Required work:
Exclude the pictures, and otherwise reproduce the data in full.

------------------------------------------------

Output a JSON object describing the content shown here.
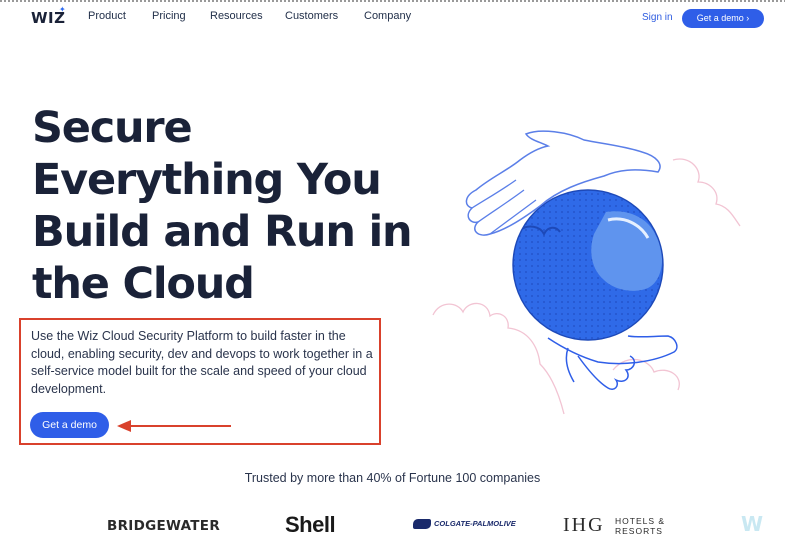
{
  "nav": {
    "logo": "WIZ",
    "links": [
      "Product",
      "Pricing",
      "Resources",
      "Customers",
      "Company"
    ],
    "signin": "Sign in",
    "demo_button": "Get a demo ›"
  },
  "hero": {
    "title_lines": [
      "Secure",
      "Everything You",
      "Build and Run in",
      "the Cloud"
    ],
    "description": "Use the Wiz Cloud Security Platform to build faster in the cloud, enabling security, dev and devops to work together in a self-service model built for the scale and speed of your cloud development.",
    "cta": "Get a demo"
  },
  "trusted": {
    "text": "Trusted by more than 40% of Fortune 100 companies",
    "logos": {
      "bridgewater": "BRIDGEWATER",
      "shell": "Shell",
      "colgate": "COLGATE-PALMOLIVE",
      "ihg": "IHG",
      "ihg_sub_1": "HOTELS &",
      "ihg_sub_2": "RESORTS",
      "faded": "W"
    }
  },
  "colors": {
    "brand_blue": "#2f5ee8",
    "heading": "#1a2238",
    "annotation_red": "#d9412c"
  },
  "icons": [
    "globe-illustration",
    "hand-illustration",
    "arrow-icon"
  ]
}
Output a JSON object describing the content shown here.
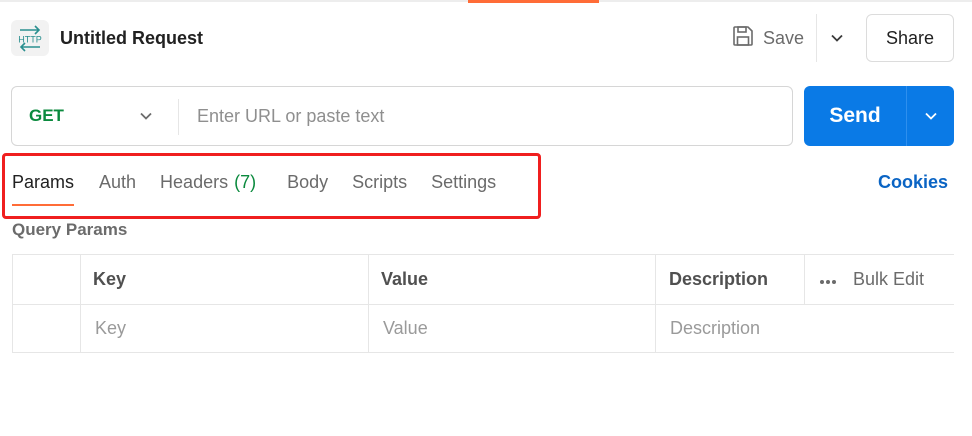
{
  "header": {
    "badge_text": "HTTP",
    "badge_icon": "http-arrows-icon",
    "title": "Untitled Request",
    "save_label": "Save",
    "share_label": "Share"
  },
  "request": {
    "method": "GET",
    "url_value": "",
    "url_placeholder": "Enter URL or paste text",
    "send_label": "Send"
  },
  "tabs": [
    {
      "label": "Params",
      "count": "",
      "active": true
    },
    {
      "label": "Auth",
      "count": "",
      "active": false
    },
    {
      "label": "Headers",
      "count": "(7)",
      "active": false
    },
    {
      "label": "Body",
      "count": "",
      "active": false
    },
    {
      "label": "Scripts",
      "count": "",
      "active": false
    },
    {
      "label": "Settings",
      "count": "",
      "active": false
    }
  ],
  "cookies_label": "Cookies",
  "query_params": {
    "title": "Query Params",
    "columns": {
      "key": "Key",
      "value": "Value",
      "description": "Description"
    },
    "bulk_edit_label": "Bulk Edit",
    "row_placeholders": {
      "key": "Key",
      "value": "Value",
      "description": "Description"
    }
  },
  "colors": {
    "accent": "#ff6c37",
    "send_blue": "#0a7ae6",
    "method_green": "#0b8a3e",
    "link_blue": "#0a64c4",
    "highlight_red": "#f01f1f"
  }
}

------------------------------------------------

The answer:
Output a JSON object describing the content shown here.
{
  "nav": {
    "logo": "WIZ",
    "links": [
      "Product",
      "Pricing",
      "Resources",
      "Customers",
      "Company"
    ],
    "signin": "Sign in",
    "demo_button": "Get a demo ›"
  },
  "hero": {
    "title_lines": [
      "Secure",
      "Everything You",
      "Build and Run in",
      "the Cloud"
    ],
    "description": "Use the Wiz Cloud Security Platform to build faster in the cloud, enabling security, dev and devops to work together in a self-service model built for the scale and speed of your cloud development.",
    "cta": "Get a demo"
  },
  "trusted": {
    "text": "Trusted by more than 40% of Fortune 100 companies",
    "logos": {
      "bridgewater": "BRIDGEWATER",
      "shell": "Shell",
      "colgate": "COLGATE-PALMOLIVE",
      "ihg": "IHG",
      "ihg_sub_1": "HOTELS &",
      "ihg_sub_2": "RESORTS",
      "faded": "W"
    }
  },
  "colors": {
    "brand_blue": "#2f5ee8",
    "heading": "#1a2238",
    "annotation_red": "#d9412c"
  },
  "icons": [
    "globe-illustration",
    "hand-illustration",
    "arrow-icon"
  ]
}
Output a JSON object describing the content shown here.
{
  "header": {
    "badge_text": "HTTP",
    "badge_icon": "http-arrows-icon",
    "title": "Untitled Request",
    "save_label": "Save",
    "share_label": "Share"
  },
  "request": {
    "method": "GET",
    "url_value": "",
    "url_placeholder": "Enter URL or paste text",
    "send_label": "Send"
  },
  "tabs": [
    {
      "label": "Params",
      "count": "",
      "active": true
    },
    {
      "label": "Auth",
      "count": "",
      "active": false
    },
    {
      "label": "Headers",
      "count": "(7)",
      "active": false
    },
    {
      "label": "Body",
      "count": "",
      "active": false
    },
    {
      "label": "Scripts",
      "count": "",
      "active": false
    },
    {
      "label": "Settings",
      "count": "",
      "active": false
    }
  ],
  "cookies_label": "Cookies",
  "query_params": {
    "title": "Query Params",
    "columns": {
      "key": "Key",
      "value": "Value",
      "description": "Description"
    },
    "bulk_edit_label": "Bulk Edit",
    "row_placeholders": {
      "key": "Key",
      "value": "Value",
      "description": "Description"
    }
  },
  "colors": {
    "accent": "#ff6c37",
    "send_blue": "#0a7ae6",
    "method_green": "#0b8a3e",
    "link_blue": "#0a64c4",
    "highlight_red": "#f01f1f"
  }
}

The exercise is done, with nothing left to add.